The market had already been weighed down by a massive drop in Micro Focus. The software company plummeted 46.3 per cent after its chief executive quit and it cut its revenue forecasts.
Big international FTSE stocks like British American Tobacco, BP, HSBC and Diageo were all lower, down between 1.6 and 3.7 per cent, while among companies that benefit from a strong pound, gambling company William Hill rose 4.2 per cent and real estate firm Land Securities added 3.3 per cent.
Barclays jumped 3.6 per cent after activist investor Sherborne acquired 5 per cent of voting rights in the bank.
Mid-cap company Hammerson was a stand-out gainer, up 24 per cent. Shares in the UK retail landlord rose following news of an earlier approach by French shopping centre operator Klepierre.
The tech sector was a bad performer on Monday, with the plunge for London-listed Micro Focus leading technology stocks down 2.5 per cent across the board – the sector’s worst fall since early February when global markets sank.
Europe’s main benchmark, the Stoxx 600 index, fell 1.1 per cent as investors held their breath ahead of Wednesday’s US Federal Reserve meeting, which marks the debut for new chairman Jerome Powell and a likely interest rate increase.
The French Cac 40 was down 1.1 per cent, while the German Dax finished 1.4 per cent lower. Disappointing results weighed on German consumer goods firm Henkel, which fell 2.3 per cent after it said the first quarter was off to a slow start.
US stocks were trading about 2 per cent lower in the first half of trading on Monday, with Dow Jones Industrial Average shedding nearly 400 points, as Facebook led a selloff in technology stocks on reports that the social media company’s user information was misused.
Facebook shares tumbled 7.1 per cent, putting it on track for its worst day since September, 2012. It was also down about 13 per cent from its all-time high hit on February 1st, meaning it entered what is called correction territory.

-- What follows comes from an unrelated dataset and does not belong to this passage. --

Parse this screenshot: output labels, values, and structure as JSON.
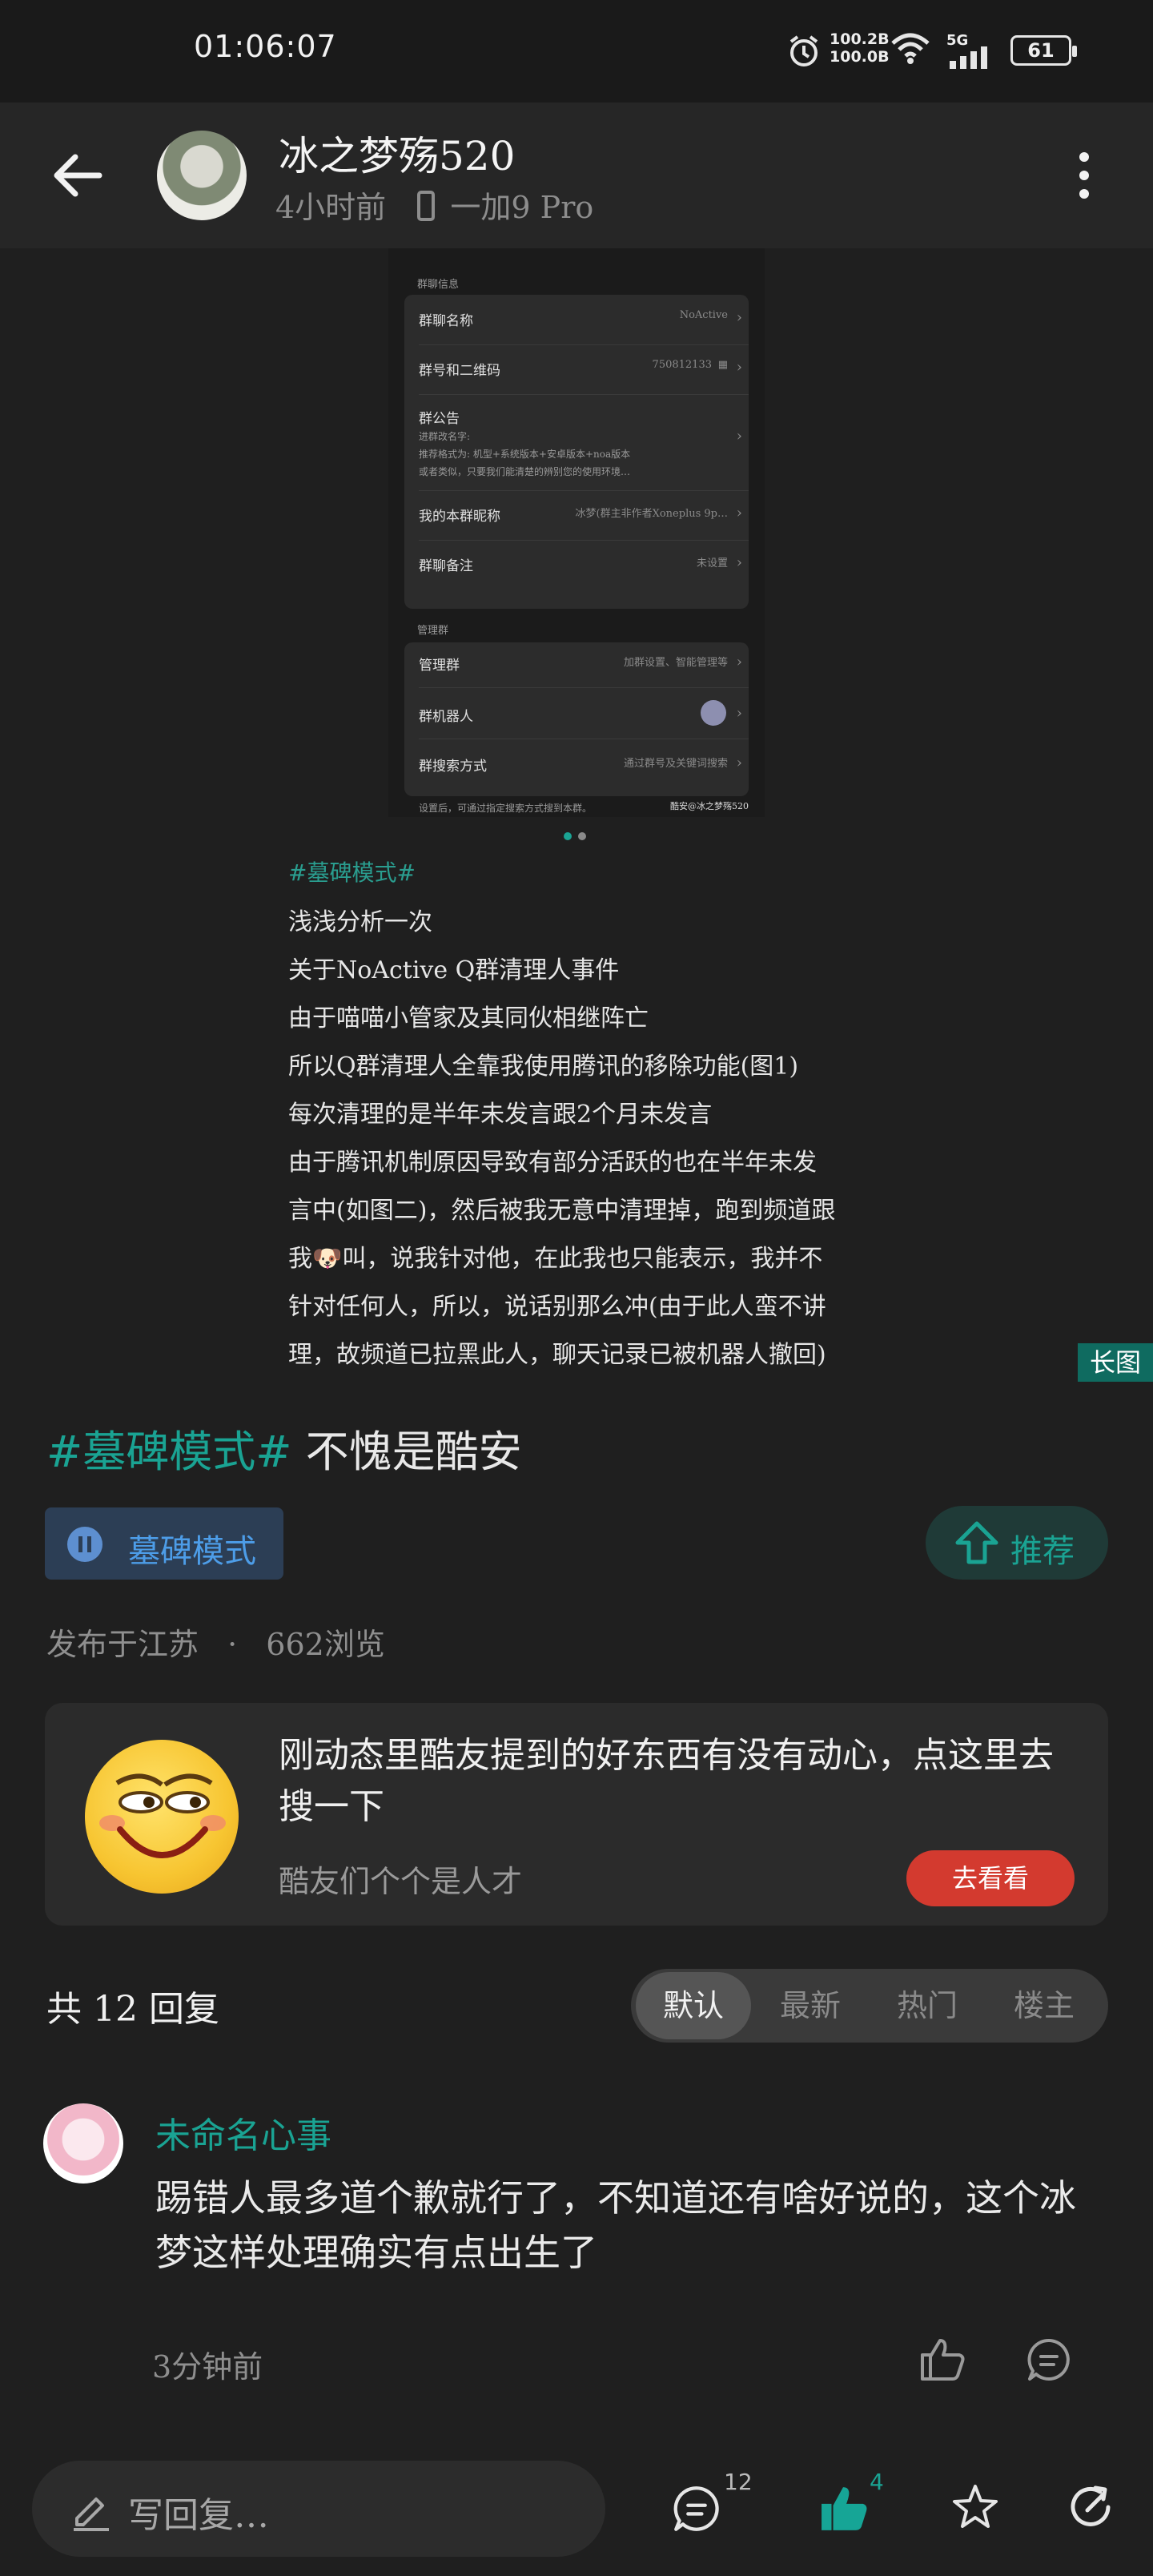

Republican Senator Marco Rubio said he believed some internet companies have grown too fast to digest their responsibilities and obligations. Amazon, Apple, Netflix and Alphabet – members of the so-called FAANG group of stocks alongside Facebook – were also in the red.
(Additional reporting: Reuters / Bloomberg.)Tags: Business, Market News, Markets